Description of the task: Give back the entries verbatim.
***** Recorded data
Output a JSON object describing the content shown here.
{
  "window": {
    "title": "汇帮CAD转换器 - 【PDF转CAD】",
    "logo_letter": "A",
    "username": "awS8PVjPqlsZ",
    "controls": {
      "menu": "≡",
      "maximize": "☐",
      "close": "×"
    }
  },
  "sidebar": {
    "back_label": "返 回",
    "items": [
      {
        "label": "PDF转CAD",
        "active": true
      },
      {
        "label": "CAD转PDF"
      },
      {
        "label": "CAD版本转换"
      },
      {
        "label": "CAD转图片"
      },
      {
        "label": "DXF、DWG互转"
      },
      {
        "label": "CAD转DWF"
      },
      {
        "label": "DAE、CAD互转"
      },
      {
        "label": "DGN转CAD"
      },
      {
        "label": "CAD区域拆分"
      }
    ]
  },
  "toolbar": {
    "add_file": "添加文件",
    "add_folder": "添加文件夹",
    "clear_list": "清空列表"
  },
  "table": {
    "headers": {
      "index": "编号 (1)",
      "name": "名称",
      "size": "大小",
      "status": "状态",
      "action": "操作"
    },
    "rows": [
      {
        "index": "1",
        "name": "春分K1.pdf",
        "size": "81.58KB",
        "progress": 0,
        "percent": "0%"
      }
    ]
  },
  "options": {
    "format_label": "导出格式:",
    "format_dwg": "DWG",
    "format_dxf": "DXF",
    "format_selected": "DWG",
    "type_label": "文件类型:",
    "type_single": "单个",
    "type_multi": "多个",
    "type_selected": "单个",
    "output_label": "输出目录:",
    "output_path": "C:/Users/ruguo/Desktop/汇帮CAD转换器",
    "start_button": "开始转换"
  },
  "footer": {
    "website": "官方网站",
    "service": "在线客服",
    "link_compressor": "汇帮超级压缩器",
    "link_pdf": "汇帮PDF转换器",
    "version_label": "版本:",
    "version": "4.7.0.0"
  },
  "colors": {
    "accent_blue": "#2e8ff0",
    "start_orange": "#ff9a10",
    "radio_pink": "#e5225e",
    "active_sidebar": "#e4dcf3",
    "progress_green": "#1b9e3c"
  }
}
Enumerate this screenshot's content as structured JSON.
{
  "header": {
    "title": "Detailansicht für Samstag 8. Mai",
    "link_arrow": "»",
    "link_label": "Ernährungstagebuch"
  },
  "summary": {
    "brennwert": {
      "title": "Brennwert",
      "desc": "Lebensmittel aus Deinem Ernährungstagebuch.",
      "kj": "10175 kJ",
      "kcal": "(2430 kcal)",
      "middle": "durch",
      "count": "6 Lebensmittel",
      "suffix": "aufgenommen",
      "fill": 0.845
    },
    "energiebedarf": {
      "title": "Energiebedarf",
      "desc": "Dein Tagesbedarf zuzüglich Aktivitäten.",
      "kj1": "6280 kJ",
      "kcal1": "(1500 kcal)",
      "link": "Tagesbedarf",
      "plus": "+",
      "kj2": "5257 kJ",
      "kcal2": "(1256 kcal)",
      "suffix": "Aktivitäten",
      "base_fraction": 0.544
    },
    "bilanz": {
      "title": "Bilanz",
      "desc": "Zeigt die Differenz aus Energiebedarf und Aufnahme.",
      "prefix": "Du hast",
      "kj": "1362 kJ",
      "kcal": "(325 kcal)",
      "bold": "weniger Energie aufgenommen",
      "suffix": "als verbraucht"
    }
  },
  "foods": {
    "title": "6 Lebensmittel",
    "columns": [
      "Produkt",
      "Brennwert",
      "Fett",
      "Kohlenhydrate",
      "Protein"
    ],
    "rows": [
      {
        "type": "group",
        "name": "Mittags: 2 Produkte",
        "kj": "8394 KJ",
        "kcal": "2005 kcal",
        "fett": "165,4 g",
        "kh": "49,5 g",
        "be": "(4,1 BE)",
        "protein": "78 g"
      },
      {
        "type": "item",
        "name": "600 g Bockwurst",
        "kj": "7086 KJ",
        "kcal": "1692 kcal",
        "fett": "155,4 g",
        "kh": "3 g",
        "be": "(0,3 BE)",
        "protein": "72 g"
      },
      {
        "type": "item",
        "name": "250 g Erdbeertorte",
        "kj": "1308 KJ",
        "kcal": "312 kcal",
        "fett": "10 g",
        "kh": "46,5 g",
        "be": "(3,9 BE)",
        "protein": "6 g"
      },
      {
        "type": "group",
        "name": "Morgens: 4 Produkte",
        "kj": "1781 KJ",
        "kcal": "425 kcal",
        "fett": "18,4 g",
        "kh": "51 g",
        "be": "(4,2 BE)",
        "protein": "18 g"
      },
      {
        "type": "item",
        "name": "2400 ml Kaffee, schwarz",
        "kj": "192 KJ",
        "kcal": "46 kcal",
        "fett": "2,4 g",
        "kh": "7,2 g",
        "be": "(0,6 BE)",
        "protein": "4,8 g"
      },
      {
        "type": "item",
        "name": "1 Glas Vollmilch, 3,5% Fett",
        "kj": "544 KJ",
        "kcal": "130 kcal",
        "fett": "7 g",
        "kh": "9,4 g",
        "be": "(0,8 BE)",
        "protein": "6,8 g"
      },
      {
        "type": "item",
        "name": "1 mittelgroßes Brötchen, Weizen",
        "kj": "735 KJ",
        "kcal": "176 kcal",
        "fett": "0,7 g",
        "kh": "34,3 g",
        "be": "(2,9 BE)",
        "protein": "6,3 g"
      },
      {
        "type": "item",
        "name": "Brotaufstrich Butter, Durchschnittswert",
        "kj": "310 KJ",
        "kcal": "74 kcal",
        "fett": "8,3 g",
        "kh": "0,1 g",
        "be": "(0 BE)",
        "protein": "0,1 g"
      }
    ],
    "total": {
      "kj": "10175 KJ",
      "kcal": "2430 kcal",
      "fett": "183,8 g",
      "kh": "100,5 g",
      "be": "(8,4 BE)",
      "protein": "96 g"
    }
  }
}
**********
Result of this exercise:
Output a JSON object describing the content shown here.
{
  "window": {
    "title": "汇帮CAD转换器 - 【PDF转CAD】",
    "logo_letter": "A",
    "username": "awS8PVjPqlsZ",
    "controls": {
      "menu": "≡",
      "maximize": "☐",
      "close": "×"
    }
  },
  "sidebar": {
    "back_label": "返 回",
    "items": [
      {
        "label": "PDF转CAD",
        "active": true
      },
      {
        "label": "CAD转PDF"
      },
      {
        "label": "CAD版本转换"
      },
      {
        "label": "CAD转图片"
      },
      {
        "label": "DXF、DWG互转"
      },
      {
        "label": "CAD转DWF"
      },
      {
        "label": "DAE、CAD互转"
      },
      {
        "label": "DGN转CAD"
      },
      {
        "label": "CAD区域拆分"
      }
    ]
  },
  "toolbar": {
    "add_file": "添加文件",
    "add_folder": "添加文件夹",
    "clear_list": "清空列表"
  },
  "table": {
    "headers": {
      "index": "编号 (1)",
      "name": "名称",
      "size": "大小",
      "status": "状态",
      "action": "操作"
    },
    "rows": [
      {
        "index": "1",
        "name": "春分K1.pdf",
        "size": "81.58KB",
        "progress": 0,
        "percent": "0%"
      }
    ]
  },
  "options": {
    "format_label": "导出格式:",
    "format_dwg": "DWG",
    "format_dxf": "DXF",
    "format_selected": "DWG",
    "type_label": "文件类型:",
    "type_single": "单个",
    "type_multi": "多个",
    "type_selected": "单个",
    "output_label": "输出目录:",
    "output_path": "C:/Users/ruguo/Desktop/汇帮CAD转换器",
    "start_button": "开始转换"
  },
  "footer": {
    "website": "官方网站",
    "service": "在线客服",
    "link_compressor": "汇帮超级压缩器",
    "link_pdf": "汇帮PDF转换器",
    "version_label": "版本:",
    "version": "4.7.0.0"
  },
  "colors": {
    "accent_blue": "#2e8ff0",
    "start_orange": "#ff9a10",
    "radio_pink": "#e5225e",
    "active_sidebar": "#e4dcf3",
    "progress_green": "#1b9e3c"
  }
}
Enumerate this screenshot's content as structured JSON.
{
  "header": {
    "title": "Detailansicht für Samstag 8. Mai",
    "link_arrow": "»",
    "link_label": "Ernährungstagebuch"
  },
  "summary": {
    "brennwert": {
      "title": "Brennwert",
      "desc": "Lebensmittel aus Deinem Ernährungstagebuch.",
      "kj": "10175 kJ",
      "kcal": "(2430 kcal)",
      "middle": "durch",
      "count": "6 Lebensmittel",
      "suffix": "aufgenommen",
      "fill": 0.845
    },
    "energiebedarf": {
      "title": "Energiebedarf",
      "desc": "Dein Tagesbedarf zuzüglich Aktivitäten.",
      "kj1": "6280 kJ",
      "kcal1": "(1500 kcal)",
      "link": "Tagesbedarf",
      "plus": "+",
      "kj2": "5257 kJ",
      "kcal2": "(1256 kcal)",
      "suffix": "Aktivitäten",
      "base_fraction": 0.544
    },
    "bilanz": {
      "title": "Bilanz",
      "desc": "Zeigt die Differenz aus Energiebedarf und Aufnahme.",
      "prefix": "Du hast",
      "kj": "1362 kJ",
      "kcal": "(325 kcal)",
      "bold": "weniger Energie aufgenommen",
      "suffix": "als verbraucht"
    }
  },
  "foods": {
    "title": "6 Lebensmittel",
    "columns": [
      "Produkt",
      "Brennwert",
      "Fett",
      "Kohlenhydrate",
      "Protein"
    ],
    "rows": [
      {
        "type": "group",
        "name": "Mittags: 2 Produkte",
        "kj": "8394 KJ",
        "kcal": "2005 kcal",
        "fett": "165,4 g",
        "kh": "49,5 g",
        "be": "(4,1 BE)",
        "protein": "78 g"
      },
      {
        "type": "item",
        "name": "600 g Bockwurst",
        "kj": "7086 KJ",
        "kcal": "1692 kcal",
        "fett": "155,4 g",
        "kh": "3 g",
        "be": "(0,3 BE)",
        "protein": "72 g"
      },
      {
        "type": "item",
        "name": "250 g Erdbeertorte",
        "kj": "1308 KJ",
        "kcal": "312 kcal",
        "fett": "10 g",
        "kh": "46,5 g",
        "be": "(3,9 BE)",
        "protein": "6 g"
      },
      {
        "type": "group",
        "name": "Morgens: 4 Produkte",
        "kj": "1781 KJ",
        "kcal": "425 kcal",
        "fett": "18,4 g",
        "kh": "51 g",
        "be": "(4,2 BE)",
        "protein": "18 g"
      },
      {
        "type": "item",
        "name": "2400 ml Kaffee, schwarz",
        "kj": "192 KJ",
        "kcal": "46 kcal",
        "fett": "2,4 g",
        "kh": "7,2 g",
        "be": "(0,6 BE)",
        "protein": "4,8 g"
      },
      {
        "type": "item",
        "name": "1 Glas Vollmilch, 3,5% Fett",
        "kj": "544 KJ",
        "kcal": "130 kcal",
        "fett": "7 g",
        "kh": "9,4 g",
        "be": "(0,8 BE)",
        "protein": "6,8 g"
      },
      {
        "type": "item",
        "name": "1 mittelgroßes Brötchen, Weizen",
        "kj": "735 KJ",
        "kcal": "176 kcal",
        "fett": "0,7 g",
        "kh": "34,3 g",
        "be": "(2,9 BE)",
        "protein": "6,3 g"
      },
      {
        "type": "item",
        "name": "Brotaufstrich Butter, Durchschnittswert",
        "kj": "310 KJ",
        "kcal": "74 kcal",
        "fett": "8,3 g",
        "kh": "0,1 g",
        "be": "(0 BE)",
        "protein": "0,1 g"
      }
    ],
    "total": {
      "kj": "10175 KJ",
      "kcal": "2430 kcal",
      "fett": "183,8 g",
      "kh": "100,5 g",
      "be": "(8,4 BE)",
      "protein": "96 g"
    }
  }
}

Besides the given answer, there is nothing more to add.